Share on other sites

I am starting to get a feel for my issue with all your comments and suggestions. My rig does charge the batteries at 14 volts, so my problem after years of traveling in this unit has only become an issue for me when off the grid for a week or so. I do use a 1000-watt generator and plug the rig directly to it to charge our toys and was hoping it would keep my house batteries up. But you're never too old to learn. So, my cheap fix will be to only boondock for three or four days at a time. I'm old, my rig is old, so I am not inclined to spend the money to fix what for the most part is not broke. Thanks for all your impute.   

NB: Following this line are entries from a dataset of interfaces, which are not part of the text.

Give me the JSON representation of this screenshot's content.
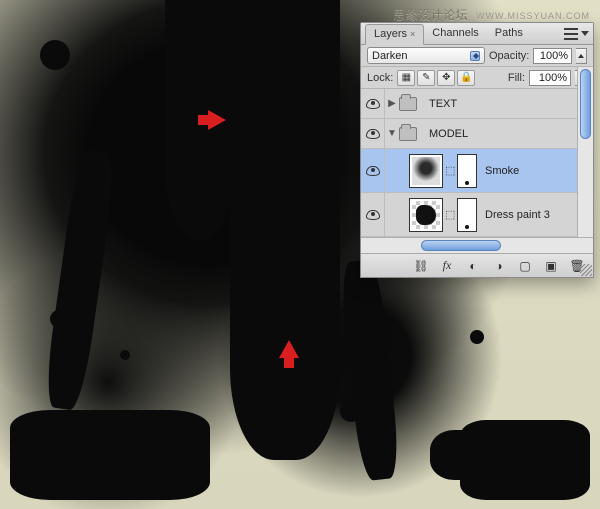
{
  "watermark": {
    "main": "思缘设计论坛",
    "sub": "WWW.MISSYUAN.COM"
  },
  "panel": {
    "tabs": {
      "layers": "Layers",
      "channels": "Channels",
      "paths": "Paths"
    },
    "blend_label": "",
    "blend_mode": "Darken",
    "opacity_label": "Opacity:",
    "opacity_value": "100%",
    "lock_label": "Lock:",
    "fill_label": "Fill:",
    "fill_value": "100%",
    "layers": {
      "group_text": "TEXT",
      "group_model": "MODEL",
      "smoke": "Smoke",
      "dress_paint": "Dress paint 3"
    },
    "icons": {
      "menu": "panel-menu-icon",
      "eye": "visibility-eye-icon",
      "lock_trans": "lock-transparency-icon",
      "lock_paint": "lock-paint-icon",
      "lock_pos": "lock-position-icon",
      "lock_all": "lock-all-icon",
      "fx": "fx",
      "mask": "mask-icon",
      "adjust": "adjustment-icon",
      "group": "group-icon",
      "new": "new-layer-icon",
      "trash": "trash-icon",
      "link": "link-icon"
    }
  }
}
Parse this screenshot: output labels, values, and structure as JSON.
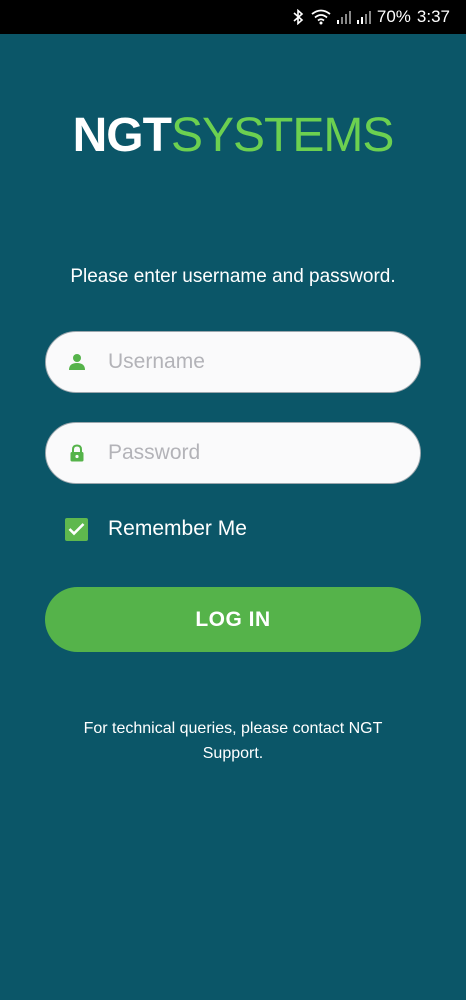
{
  "status_bar": {
    "battery": "70%",
    "time": "3:37"
  },
  "logo": {
    "bold_part": "NGT",
    "light_part": "SYSTEMS"
  },
  "instruction": "Please enter username and password.",
  "username": {
    "placeholder": "Username",
    "value": ""
  },
  "password": {
    "placeholder": "Password",
    "value": ""
  },
  "remember_me": {
    "label": "Remember Me",
    "checked": true
  },
  "login_button": {
    "label": "LOG IN"
  },
  "footer_note": "For technical queries, please contact NGT Support.",
  "colors": {
    "background": "#0b5668",
    "accent_green": "#55b34a",
    "logo_green": "#6cd050"
  },
  "icons": {
    "username": "person-icon",
    "password": "lock-icon",
    "checkbox": "checkmark-icon"
  }
}
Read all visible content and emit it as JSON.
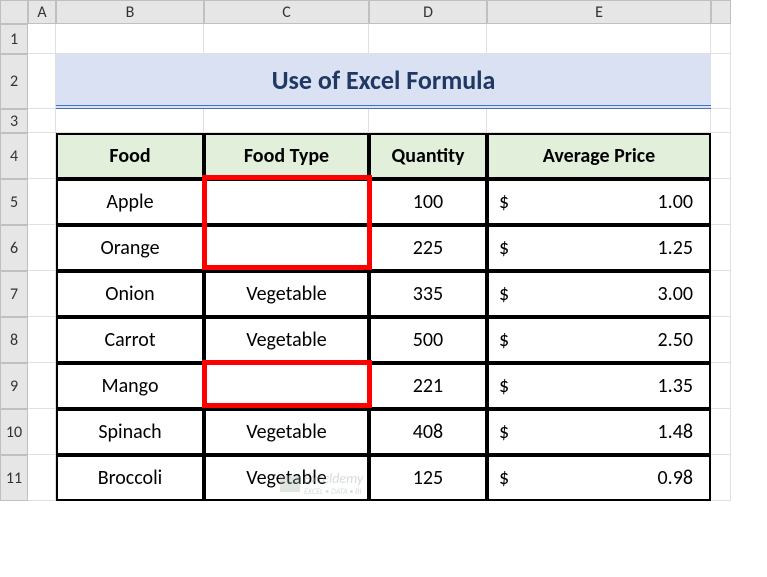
{
  "columns": [
    "A",
    "B",
    "C",
    "D",
    "E"
  ],
  "rows": [
    "1",
    "2",
    "3",
    "4",
    "5",
    "6",
    "7",
    "8",
    "9",
    "10",
    "11"
  ],
  "title": "Use of Excel Formula",
  "headers": {
    "food": "Food",
    "food_type": "Food Type",
    "quantity": "Quantity",
    "avg_price": "Average Price"
  },
  "currency": "$",
  "data": [
    {
      "food": "Apple",
      "type": "",
      "qty": "100",
      "price": "1.00"
    },
    {
      "food": "Orange",
      "type": "",
      "qty": "225",
      "price": "1.25"
    },
    {
      "food": "Onion",
      "type": "Vegetable",
      "qty": "335",
      "price": "3.00"
    },
    {
      "food": "Carrot",
      "type": "Vegetable",
      "qty": "500",
      "price": "2.50"
    },
    {
      "food": "Mango",
      "type": "",
      "qty": "221",
      "price": "1.35"
    },
    {
      "food": "Spinach",
      "type": "Vegetable",
      "qty": "408",
      "price": "1.48"
    },
    {
      "food": "Broccoli",
      "type": "Vegetable",
      "qty": "125",
      "price": "0.98"
    }
  ],
  "watermark": {
    "brand": "Exceldemy",
    "tag": "EXCEL • DATA • BI"
  },
  "chart_data": {
    "type": "table",
    "title": "Use of Excel Formula",
    "columns": [
      "Food",
      "Food Type",
      "Quantity",
      "Average Price ($)"
    ],
    "rows": [
      [
        "Apple",
        "",
        100,
        1.0
      ],
      [
        "Orange",
        "",
        225,
        1.25
      ],
      [
        "Onion",
        "Vegetable",
        335,
        3.0
      ],
      [
        "Carrot",
        "Vegetable",
        500,
        2.5
      ],
      [
        "Mango",
        "",
        221,
        1.35
      ],
      [
        "Spinach",
        "Vegetable",
        408,
        1.48
      ],
      [
        "Broccoli",
        "Vegetable",
        125,
        0.98
      ]
    ]
  }
}
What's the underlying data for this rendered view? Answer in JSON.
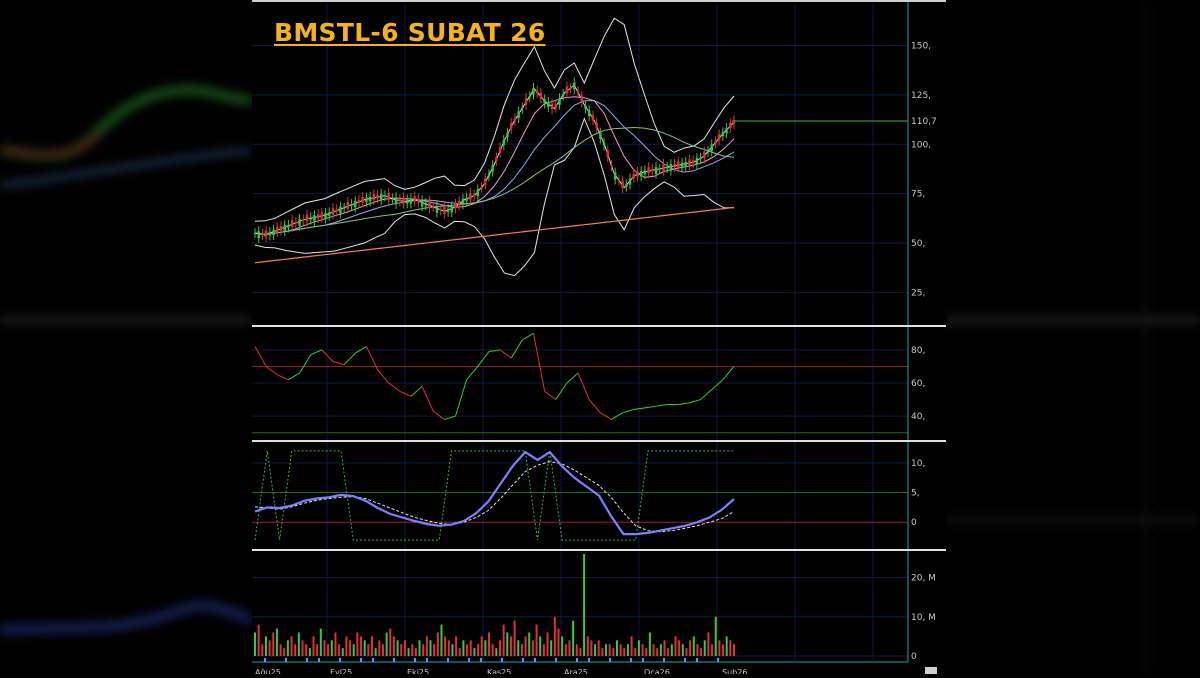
{
  "chart_data": {
    "title": "BMSTL-6 SUBAT 26",
    "colors": {
      "title": "#f5b31a",
      "up": "#2ecc40",
      "down": "#e53030",
      "bb": "#e6e6e6",
      "ma_long": "#f08060",
      "level": "#3cb043",
      "macd": "#8080ff",
      "signal": "#e6e6e6"
    },
    "price_panel": {
      "type": "line",
      "y_ticks": [
        "150,",
        "125,",
        "100,",
        "75,",
        "50,",
        "25,"
      ],
      "y_tick_values": [
        150,
        125,
        100,
        75,
        50,
        25
      ],
      "ylim": [
        10,
        170
      ],
      "last_value_label": "110,7",
      "last_value": 110.7,
      "series": [
        {
          "values": [
            55,
            54,
            56,
            58,
            60,
            62,
            63,
            64,
            66,
            68,
            70,
            72,
            73,
            74,
            72,
            71,
            72,
            70,
            68,
            66,
            68,
            72,
            74,
            80,
            90,
            102,
            112,
            120,
            128,
            122,
            118,
            126,
            130,
            120,
            112,
            100,
            85,
            78,
            84,
            86,
            87,
            88,
            89,
            90,
            91,
            94,
            100,
            106,
            111
          ]
        }
      ]
    },
    "rsi_panel": {
      "type": "line",
      "y_ticks": [
        "80,",
        "60,",
        "40,"
      ],
      "y_tick_values": [
        80,
        60,
        40
      ],
      "ylim": [
        28,
        92
      ],
      "series": [
        {
          "values": [
            82,
            70,
            65,
            62,
            66,
            77,
            80,
            73,
            71,
            78,
            82,
            68,
            60,
            55,
            52,
            58,
            43,
            38,
            40,
            62,
            70,
            79,
            80,
            75,
            86,
            90,
            55,
            50,
            60,
            66,
            50,
            42,
            38,
            42,
            44,
            45,
            46,
            47,
            47,
            48,
            50,
            56,
            62,
            70
          ]
        }
      ]
    },
    "macd_panel": {
      "type": "line",
      "y_ticks": [
        "10,",
        "5,",
        "0"
      ],
      "y_tick_values": [
        10,
        5,
        0
      ],
      "ylim": [
        -4,
        13
      ],
      "series": [
        {
          "values": [
            1.8,
            2.5,
            2.4,
            2.8,
            3.6,
            4.0,
            4.2,
            4.6,
            4.4,
            3.6,
            2.4,
            1.4,
            0.8,
            0.2,
            -0.3,
            -0.6,
            -0.4,
            0.2,
            1.5,
            3.5,
            6.5,
            9.5,
            11.8,
            10.5,
            11.8,
            9.4,
            7.5,
            6.0,
            4.5,
            1.0,
            -2.0,
            -2.0,
            -1.8,
            -1.4,
            -1.0,
            -0.6,
            0.0,
            0.8,
            2.1,
            3.9
          ]
        },
        {
          "values": [
            2.6,
            2.4,
            2.2,
            2.6,
            3.2,
            3.7,
            4.0,
            4.2,
            4.3,
            4.0,
            3.2,
            2.4,
            1.6,
            0.8,
            0.3,
            -0.2,
            -0.4,
            0.0,
            0.8,
            2.0,
            4.0,
            6.3,
            8.5,
            9.6,
            10.2,
            9.8,
            8.8,
            7.5,
            6.2,
            4.2,
            1.6,
            -0.6,
            -1.4,
            -1.6,
            -1.4,
            -1.0,
            -0.6,
            0.0,
            0.6,
            1.8
          ]
        }
      ]
    },
    "volume_panel": {
      "type": "bar",
      "y_ticks": [
        "20, M",
        "10, M",
        "0"
      ],
      "y_tick_values": [
        20,
        10,
        0
      ],
      "ylim": [
        0,
        26
      ],
      "values": [
        6,
        8,
        3,
        5,
        4,
        6,
        7,
        3,
        2,
        4,
        5,
        3,
        6,
        4,
        3,
        2,
        5,
        3,
        7,
        4,
        3,
        4,
        6,
        3,
        2,
        5,
        4,
        3,
        6,
        5,
        4,
        3,
        5,
        2,
        4,
        3,
        6,
        7,
        5,
        4,
        3,
        4,
        2,
        3,
        2,
        4,
        3,
        5,
        4,
        3,
        6,
        8,
        5,
        4,
        3,
        5,
        2,
        4,
        3,
        4,
        2,
        3,
        5,
        4,
        6,
        3,
        2,
        4,
        8,
        6,
        5,
        9,
        4,
        3,
        5,
        6,
        4,
        8,
        5,
        3,
        6,
        4,
        10,
        7,
        5,
        3,
        4,
        9,
        3,
        2,
        26,
        5,
        4,
        3,
        4,
        2,
        3,
        3,
        2,
        4,
        3,
        2,
        3,
        5,
        2,
        4,
        3,
        2,
        6,
        3,
        2,
        3,
        4,
        2,
        3,
        5,
        4,
        3,
        2,
        4,
        5,
        3,
        2,
        4,
        6,
        3,
        10,
        4,
        3,
        5,
        4,
        3
      ]
    },
    "x_ticks": [
      "Ağu25",
      "Eyl25",
      "Eki25",
      "Kas25",
      "Ara25",
      "Oca26",
      "Şub26"
    ]
  }
}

Still seeing Places we have never seen before and others that we thought we would never see again!

.

homelesshartshorns | Trying to spend the last Dollar on the Last Day! (wordpress.com)

George Hartshorn | Facebook

 

Link to comment
Share on other sites

Join the conversation

You can post now and register later. If you have an account, sign in now to post with your account.

Guest
Reply to this topic...

×   Pasted as rich text.   Paste as plain text instead

  Only 75 emoji are allowed.

×   Your link has been automatically embedded.   Display as a link instead

×   Your previous content has been restored.   Clear editor

×   You cannot paste images directly. Upload or insert images from URL.

Loading...
RVers Online University

mywaggle.com

campgroundviews.com

RV Destinations

Find out more or sign up for Escapees RV'ers Bootcamp.

Advertise your product or service here.

RVTravel.com Logo



×
×
  • Create New...